    Imidacloprid is the most widely used insecticide in the world, primarily because it is less toxic to birds/mammals than organophosphate and carbamate insecticides. In fact, imidacloprid is so safe that it can be found in many anti-flea treatments. There is little evidence that neonics are the sole or even the primary cause of CCD. While increased study of neonics, development of alternative pesticides, and reduced pesticide use are all admirable goals, outright bans on highly valuable, relatively non-toxic pesticides are ill-conceived. Neonics are not ushering in a “second Silent Spring,” but rather are an important component of the arsenal that allows humanity to control the threats posed by increased globalization and the transport of pathogens around the world.


    [1] “Lowe’s commits to decisive action to protect bees and other pollinators,” Friends of the Earth. [Online]. Available: [Accessed: 15-Sep-2015].
    [2] “Neonicotinoids: Trying To Make Sense of the Science @ Scientific Beekeeping.” [Online]. Available: [Accessed: 15-Sep-2015].
    [3] J. S. Pettis, D. vanEngelsdorp, J. Johnson, and G. Dively, “Pesticide exposure in honey bees results in increased levels of the gut pathogen Nosema,” Naturwissenschaften, vol. 99, no. 2, pp. 153-158, Feb. 2012.
    [4] G. P. Dively, M. S. Embrey, A. Kamel, D. J. Hawthorne, and J. S. Pettis, “Assessment of Chronic Sublethal Effects of Imidacloprid on Honey Bee Colony Health,” PLoS ONE, vol. 10, no. 3, p. e0118748, Mar. 2015.
    [5] G. C. Cutler, C. D. Scott-Dupree, M. Sultan, A. D. McFarlane, and L. Brewer, “A large-scale field study examining effects of exposure to clothianidin seed-treated canola on honey bee colony health, development, and overwintering success,” PeerJ, vol. 2, p. e652, Oct. 2014.
    [6] “USGS NAWQA: The Pesticide National Synthesis Project.” [Online]. Available: [Accessed: 15-Sep-2015].

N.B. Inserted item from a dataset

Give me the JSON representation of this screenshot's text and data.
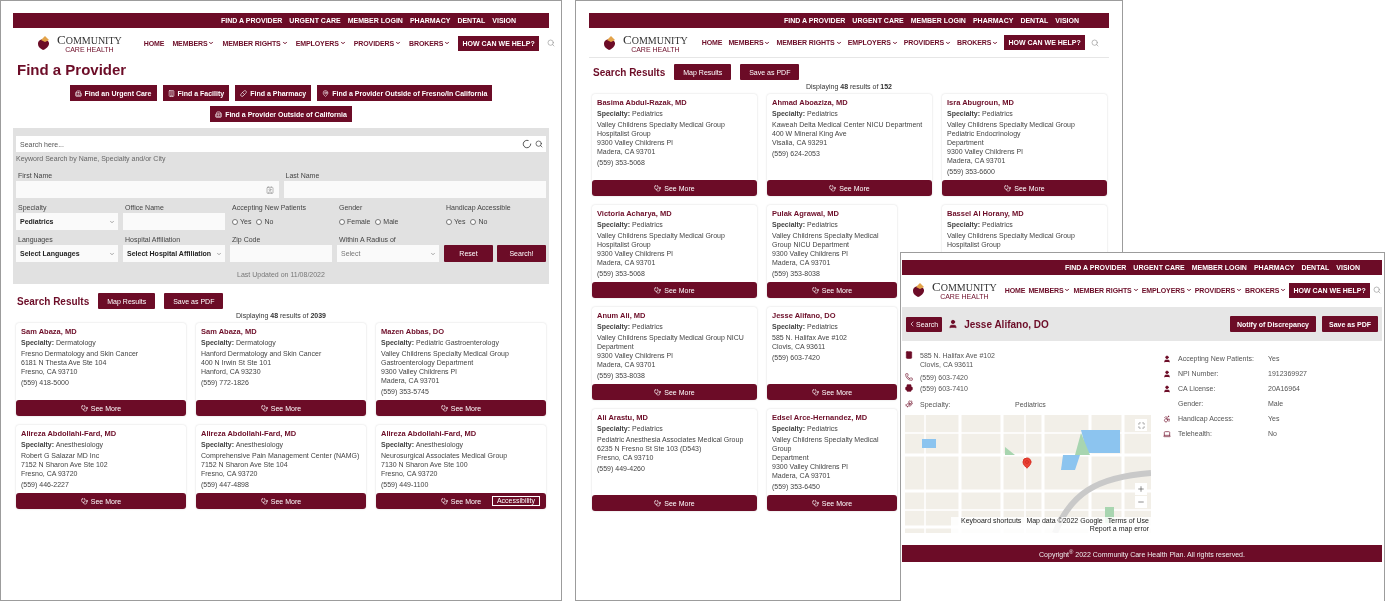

    [7] “ARS : Honey Bee Health and Colony Collapse Disorder.” [Online]. Available: [Accessed: 15-Sep-2015].
    [8] “Bee deaths and neonics: Inside story of Colony Collapse Disorder, Harvard’s Chensheng Lu’s crusade,” Genetic Literacy Project. .
    [9] “Honey Bee Disappearances: Could Pesticides Play A Role?” [Online]. Available: [Accessed: 15-Sep-2015].
    [10] B. Keim, “Bee-Killing Pesticides Found in Midwest Rivers,” WIRED, 04-Aug-2014. [Online]. Available: [Accessed: 15-Sep-2015].